The decision to join the European Economic Community (EEC) in 1973 was another pivotal moment in the development of modern Ireland. Dr Whitaker says that the move was just as important from a psychological perspective as it was in terms of economic development.

“I felt it was very important – actually vital. We needed all the stimulus we could muster because of the smallness of our economy, because [of the] agricultural economy mainly. We weren’t sitting on any great goldmine – that we could see anything or induce policy action. I think all the whole we got by and it was because people like [previous taoiseach Eamon] De Valera realised that they themselves were at sea as far as their long-term policy was concerned, and it shifted the balance of interest of those who could see a way through what was then a very narrow gate.

“I think we’ve been very fortunate – I mean, luck has been on our side that an entity like the EEC evolved: that came at the right time when we realised we had to be competitive to make our way in the world.”

The EU has experienced a number of crises over the past few years, so much so that there are concerns that the 28-member bloc could unravel. Despite ongoing problems, Dr Whitaker says he is hopeful about the region’s future and Ireland’s role within it.

“I’m glad that now and again some very deep thinking is done. I don’t think we really have adopted any isolationist view about Europe. But of course it’s still something to worry about because we have a lot of emigration and migration is becoming a huge issue.”


Ireland has been very successful at attracting foreign multinationals over the past 40 years, but the development of indigenous business has not always received the policy attention it deserves. Dr Whitaker says that it is very important to have a comprehensive planning strategy in place.

“It is very important to have planning for the future, and that it is worked on by major public policy people. For a long time we were solving our problem by deserting our country. There has to be an integrated plan of action.”

I do believe it is time to refresh and judge again; things don’t stand still

Since the economy crashed in 2008, emigration – the blight on economic development for most of the history of the state – once again became a feature of Irish life. Since then there has been a recovery, and key to this is the availability of a well-educated workforce.

“We were fortunate in having quite a good number of factors working for us, education being one of the foremost. I think [that with] high grades, particularly at third level, we realise how beneficial it is. We can never go back to not being concerned about the latest information and guidance we can get from education.”

history of irish business bookDespite recent economic problems, Dr Whitaker believes that Ireland has a bright economic future.

“I am hopeful for Ireland, but I worry sometimes. I don’t see that we’re making enough effort to be highly competitive over a wide range of products. But I don’t despair either. I don’t think we’ve found enough underpinning for the old-fashioned production of agriculture. But I am heartened by the greater interest in education and particularly education of an industrial kind.”

I am heartened by the greater interest in education and particularly education of an industrial kind

In changing that, what does he think the next step is for Ireland? “I do believe it is time to refresh and judge again; things don’t stand still. The outer world is changing all the time. I’m not sure we follow every phase of that; take the lessons that we learn.” 

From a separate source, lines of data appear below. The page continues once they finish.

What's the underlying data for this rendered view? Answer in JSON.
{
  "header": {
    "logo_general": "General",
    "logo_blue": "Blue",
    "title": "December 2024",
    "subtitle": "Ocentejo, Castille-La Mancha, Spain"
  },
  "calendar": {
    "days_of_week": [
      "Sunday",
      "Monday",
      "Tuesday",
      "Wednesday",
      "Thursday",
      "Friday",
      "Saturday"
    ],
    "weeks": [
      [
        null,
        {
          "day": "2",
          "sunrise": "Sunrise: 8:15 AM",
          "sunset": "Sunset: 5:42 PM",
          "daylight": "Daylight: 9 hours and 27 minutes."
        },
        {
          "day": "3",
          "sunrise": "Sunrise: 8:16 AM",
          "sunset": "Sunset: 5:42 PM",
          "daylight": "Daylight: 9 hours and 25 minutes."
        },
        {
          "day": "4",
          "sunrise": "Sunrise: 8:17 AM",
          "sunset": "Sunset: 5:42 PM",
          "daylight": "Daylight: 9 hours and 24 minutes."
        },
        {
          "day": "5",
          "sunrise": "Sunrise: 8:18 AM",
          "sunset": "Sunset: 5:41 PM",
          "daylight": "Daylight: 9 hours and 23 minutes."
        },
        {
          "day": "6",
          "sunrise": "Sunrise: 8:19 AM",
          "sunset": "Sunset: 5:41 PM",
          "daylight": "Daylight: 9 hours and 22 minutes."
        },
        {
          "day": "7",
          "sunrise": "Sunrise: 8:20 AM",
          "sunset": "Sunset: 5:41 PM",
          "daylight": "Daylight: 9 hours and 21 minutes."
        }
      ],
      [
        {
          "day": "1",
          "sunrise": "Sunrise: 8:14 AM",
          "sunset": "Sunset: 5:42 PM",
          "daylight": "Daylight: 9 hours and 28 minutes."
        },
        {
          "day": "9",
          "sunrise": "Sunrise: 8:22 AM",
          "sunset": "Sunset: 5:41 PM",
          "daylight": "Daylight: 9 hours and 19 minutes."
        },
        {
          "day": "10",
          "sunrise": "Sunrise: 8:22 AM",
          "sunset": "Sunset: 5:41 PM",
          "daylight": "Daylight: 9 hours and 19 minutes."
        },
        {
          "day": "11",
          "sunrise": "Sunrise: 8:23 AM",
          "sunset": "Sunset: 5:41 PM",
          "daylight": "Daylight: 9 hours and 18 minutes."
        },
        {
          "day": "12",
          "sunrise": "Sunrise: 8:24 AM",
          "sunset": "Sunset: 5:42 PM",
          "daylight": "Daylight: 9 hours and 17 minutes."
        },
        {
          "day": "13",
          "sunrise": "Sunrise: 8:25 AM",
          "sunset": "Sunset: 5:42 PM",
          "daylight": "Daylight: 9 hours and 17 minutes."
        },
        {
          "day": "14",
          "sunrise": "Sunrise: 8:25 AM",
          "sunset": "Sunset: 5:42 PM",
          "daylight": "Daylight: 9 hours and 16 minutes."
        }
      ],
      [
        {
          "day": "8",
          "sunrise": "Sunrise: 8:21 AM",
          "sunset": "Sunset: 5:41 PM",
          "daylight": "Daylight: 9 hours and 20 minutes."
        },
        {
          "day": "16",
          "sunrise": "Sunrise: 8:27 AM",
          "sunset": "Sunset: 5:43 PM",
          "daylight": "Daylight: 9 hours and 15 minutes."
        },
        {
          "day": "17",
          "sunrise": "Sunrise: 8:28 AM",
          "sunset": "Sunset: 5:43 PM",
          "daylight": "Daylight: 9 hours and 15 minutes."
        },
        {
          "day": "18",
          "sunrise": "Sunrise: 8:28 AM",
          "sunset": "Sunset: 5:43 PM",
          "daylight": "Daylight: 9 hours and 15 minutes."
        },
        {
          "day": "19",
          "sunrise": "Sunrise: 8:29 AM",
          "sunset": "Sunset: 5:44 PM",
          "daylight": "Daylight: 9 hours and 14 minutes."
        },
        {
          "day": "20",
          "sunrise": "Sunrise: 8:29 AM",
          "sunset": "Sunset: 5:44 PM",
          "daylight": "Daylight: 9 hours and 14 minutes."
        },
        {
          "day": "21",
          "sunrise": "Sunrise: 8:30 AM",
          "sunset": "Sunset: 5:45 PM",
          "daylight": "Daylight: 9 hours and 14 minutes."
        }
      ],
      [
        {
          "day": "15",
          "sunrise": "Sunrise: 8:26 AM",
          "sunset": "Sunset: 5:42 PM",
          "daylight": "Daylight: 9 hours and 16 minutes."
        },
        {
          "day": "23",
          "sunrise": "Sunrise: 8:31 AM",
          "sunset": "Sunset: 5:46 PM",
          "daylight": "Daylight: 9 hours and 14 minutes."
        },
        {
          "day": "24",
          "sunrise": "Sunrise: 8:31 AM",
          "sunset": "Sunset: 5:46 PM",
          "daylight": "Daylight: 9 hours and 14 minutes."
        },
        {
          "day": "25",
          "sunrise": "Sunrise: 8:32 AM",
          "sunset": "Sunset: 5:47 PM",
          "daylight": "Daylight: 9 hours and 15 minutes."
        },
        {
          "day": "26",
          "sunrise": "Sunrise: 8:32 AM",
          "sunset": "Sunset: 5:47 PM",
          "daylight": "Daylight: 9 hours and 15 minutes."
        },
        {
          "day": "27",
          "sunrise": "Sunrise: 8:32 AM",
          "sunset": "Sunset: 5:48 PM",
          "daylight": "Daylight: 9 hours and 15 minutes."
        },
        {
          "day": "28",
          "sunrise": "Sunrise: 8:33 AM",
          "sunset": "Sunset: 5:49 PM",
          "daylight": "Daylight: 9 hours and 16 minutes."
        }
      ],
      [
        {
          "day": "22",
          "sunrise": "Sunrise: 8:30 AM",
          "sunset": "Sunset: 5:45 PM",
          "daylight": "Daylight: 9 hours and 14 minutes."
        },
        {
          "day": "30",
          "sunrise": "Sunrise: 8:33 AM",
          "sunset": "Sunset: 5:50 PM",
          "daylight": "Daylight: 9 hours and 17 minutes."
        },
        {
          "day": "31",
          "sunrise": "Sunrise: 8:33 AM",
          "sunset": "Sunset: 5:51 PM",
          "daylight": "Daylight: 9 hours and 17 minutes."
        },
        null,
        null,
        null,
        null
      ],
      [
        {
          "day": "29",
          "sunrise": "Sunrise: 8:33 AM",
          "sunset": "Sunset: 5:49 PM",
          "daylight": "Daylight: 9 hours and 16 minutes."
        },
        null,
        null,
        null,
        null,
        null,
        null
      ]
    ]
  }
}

This year’s Business & Finance Awards sees the inaugural TK Whitaker Award for Outstanding Contribution to Public Life being accepted by President Michael D Higgins, in the year that marks TK Whitaker’s centenary.

He remains one of Ireland’s foremost ever public servants and was the youngest ever secretary general of the Department of Finance when he took over the role in 1956 at the age of 39.